A district survey of mostly white Minneapolis parents and district employees says that a shorter school year is all right, as long as class sizes don’t grow. Parents of color, however, aren’t nearly as sold on fewer school days.
The Minneapolis district used surveys to test possible cuts as it stares down a $33 million deficit for next school year. The latest online and phone surveys and focus groups were conducted by the district as it prepares to make final budget decisions in coming months.
District officials have batted around hypotheticals at board meetings, but one thing is clear: Large-scale cuts must happen.
Superintendent Ed Graff has said all options are on the table, including cutting school days, which could save $1 million per day.
“Now that we have that information around what is valued by our community, we will be incorporating this into our budget recommendations,” Graff said at Tuesday evening’s board meeting.
In January, the board is scheduled to vote on whether to reduce this school year by two days.
Most respondents supported cutting two days this year and starting classes after Labor Day next year. Those polled want the district to use resources in ways that focus on better student outcomes and equity.
The results differed between online surveys, which were taken by mostly white people, and phone surveys, which mostly questioned people of color.
About 70 percent of the more than 3,000 people who took the online survey supported cutting two days this year and starting next year after Labor Day.
The 750 phone survey responses were more mixed. Just 30 percent of those participants were in favor of shaving off two days, and 44 percent were in favor of beginning post-Labor Day.
A lack of support for calendar switches could stem from worries about child care and after-school activities, focus group respondents said.
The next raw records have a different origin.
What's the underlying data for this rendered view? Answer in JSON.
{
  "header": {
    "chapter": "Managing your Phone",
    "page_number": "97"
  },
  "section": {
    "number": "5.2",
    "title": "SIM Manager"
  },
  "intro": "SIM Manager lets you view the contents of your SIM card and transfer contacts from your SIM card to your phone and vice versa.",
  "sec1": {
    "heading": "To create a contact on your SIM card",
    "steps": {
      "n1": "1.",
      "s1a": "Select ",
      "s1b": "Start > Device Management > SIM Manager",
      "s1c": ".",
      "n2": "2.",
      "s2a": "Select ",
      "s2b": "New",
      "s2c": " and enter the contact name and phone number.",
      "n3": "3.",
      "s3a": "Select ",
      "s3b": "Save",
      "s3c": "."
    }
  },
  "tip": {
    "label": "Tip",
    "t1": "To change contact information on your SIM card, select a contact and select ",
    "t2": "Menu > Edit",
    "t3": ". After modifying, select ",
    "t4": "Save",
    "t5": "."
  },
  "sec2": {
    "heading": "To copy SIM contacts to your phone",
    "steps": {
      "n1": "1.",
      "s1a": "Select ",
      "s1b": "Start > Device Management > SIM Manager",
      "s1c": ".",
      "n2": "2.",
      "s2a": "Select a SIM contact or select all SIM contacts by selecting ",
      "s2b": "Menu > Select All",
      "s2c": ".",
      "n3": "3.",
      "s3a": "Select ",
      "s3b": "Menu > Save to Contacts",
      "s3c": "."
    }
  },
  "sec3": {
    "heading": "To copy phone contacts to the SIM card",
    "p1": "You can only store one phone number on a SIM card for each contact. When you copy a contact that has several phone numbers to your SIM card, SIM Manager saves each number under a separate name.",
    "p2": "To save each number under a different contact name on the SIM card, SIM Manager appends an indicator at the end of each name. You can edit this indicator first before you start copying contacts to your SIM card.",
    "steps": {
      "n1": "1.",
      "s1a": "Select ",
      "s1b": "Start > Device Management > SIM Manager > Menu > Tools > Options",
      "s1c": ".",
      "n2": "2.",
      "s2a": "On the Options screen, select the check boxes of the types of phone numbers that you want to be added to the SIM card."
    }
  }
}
The evaluation team is convening budget focus groups at middle and high schools in December.
The school board also certified a property tax levy at a 6.02 percent increase over the previous year.